Police brutality has long been the subject of protests. Even just five years ago, a wave of protests against the killing of unarmed Black men and women was still rippling across the country. And still Black Americas are disproportionately affected by police violence, according to analysis by the Washington Post. Heyward said he’d like to think the most recent protests have brought the country to an inflection point.
“This stuff’s been happening for years, for centuries,” he said. “So, at the end of the day I think it’s a huge step in the right direction, but I think TBD. To be determined on how long this is going to last. Is it going to be sustainable?”
Or will the country find something else to catch its attention? Maybe sports’ return or the upcoming presidential election.

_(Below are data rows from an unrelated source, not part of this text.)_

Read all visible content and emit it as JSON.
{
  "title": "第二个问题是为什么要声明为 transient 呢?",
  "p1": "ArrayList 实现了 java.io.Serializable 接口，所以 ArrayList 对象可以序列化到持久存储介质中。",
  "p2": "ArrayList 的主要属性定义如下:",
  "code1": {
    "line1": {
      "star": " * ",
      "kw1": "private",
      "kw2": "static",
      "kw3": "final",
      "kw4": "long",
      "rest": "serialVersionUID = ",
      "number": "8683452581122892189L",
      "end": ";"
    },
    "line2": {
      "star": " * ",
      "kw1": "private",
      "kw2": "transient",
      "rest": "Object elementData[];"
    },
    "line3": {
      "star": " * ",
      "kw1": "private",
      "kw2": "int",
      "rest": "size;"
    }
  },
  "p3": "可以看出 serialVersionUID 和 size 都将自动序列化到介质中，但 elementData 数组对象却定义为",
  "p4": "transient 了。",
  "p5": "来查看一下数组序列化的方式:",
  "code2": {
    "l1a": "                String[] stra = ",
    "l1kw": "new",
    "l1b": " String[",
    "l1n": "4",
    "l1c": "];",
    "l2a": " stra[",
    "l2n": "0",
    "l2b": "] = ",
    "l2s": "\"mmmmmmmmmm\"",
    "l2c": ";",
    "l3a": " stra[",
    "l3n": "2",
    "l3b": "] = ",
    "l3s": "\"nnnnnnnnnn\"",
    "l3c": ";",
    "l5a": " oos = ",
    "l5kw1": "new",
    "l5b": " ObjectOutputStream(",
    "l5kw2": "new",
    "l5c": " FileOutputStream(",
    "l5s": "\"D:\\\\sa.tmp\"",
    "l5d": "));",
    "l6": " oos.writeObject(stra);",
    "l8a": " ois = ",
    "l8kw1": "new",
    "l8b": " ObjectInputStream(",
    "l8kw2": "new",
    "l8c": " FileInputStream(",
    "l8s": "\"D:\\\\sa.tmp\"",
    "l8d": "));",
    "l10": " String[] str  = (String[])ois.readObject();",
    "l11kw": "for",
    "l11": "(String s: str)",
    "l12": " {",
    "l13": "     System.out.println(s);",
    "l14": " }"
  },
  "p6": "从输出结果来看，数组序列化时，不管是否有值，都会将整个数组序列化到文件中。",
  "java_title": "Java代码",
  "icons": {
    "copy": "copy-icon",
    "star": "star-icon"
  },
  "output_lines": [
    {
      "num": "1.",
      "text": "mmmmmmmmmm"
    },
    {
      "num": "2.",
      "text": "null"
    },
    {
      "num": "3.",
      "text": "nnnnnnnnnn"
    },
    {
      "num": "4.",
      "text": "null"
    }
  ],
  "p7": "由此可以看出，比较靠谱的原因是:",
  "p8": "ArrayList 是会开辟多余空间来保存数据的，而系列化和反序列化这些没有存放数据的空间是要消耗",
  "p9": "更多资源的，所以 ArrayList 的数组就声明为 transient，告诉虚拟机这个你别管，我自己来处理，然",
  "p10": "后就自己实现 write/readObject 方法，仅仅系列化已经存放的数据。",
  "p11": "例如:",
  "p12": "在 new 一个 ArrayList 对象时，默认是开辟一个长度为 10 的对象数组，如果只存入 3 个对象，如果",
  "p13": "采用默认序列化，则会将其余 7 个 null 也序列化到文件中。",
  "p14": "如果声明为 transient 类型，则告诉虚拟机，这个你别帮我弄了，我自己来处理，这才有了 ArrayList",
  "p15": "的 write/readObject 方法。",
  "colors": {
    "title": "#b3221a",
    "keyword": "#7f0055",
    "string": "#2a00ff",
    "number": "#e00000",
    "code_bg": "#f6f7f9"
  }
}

“Other things going on make it very much easier to turn the page,” Heyward said, “when right now I think the blessing and the curse with (COVID-19) is there’s not too much going on to drown it out. So, people are saying, ‘Hey, let’s go speak up on it, let’s get some information, let’s pass some information.’”
In that climate, Heyward is willing to be a source of information.
"We can’t just sit here and sit on our hands any longer," he said, "knowing our families, our friends and our communities are struggling."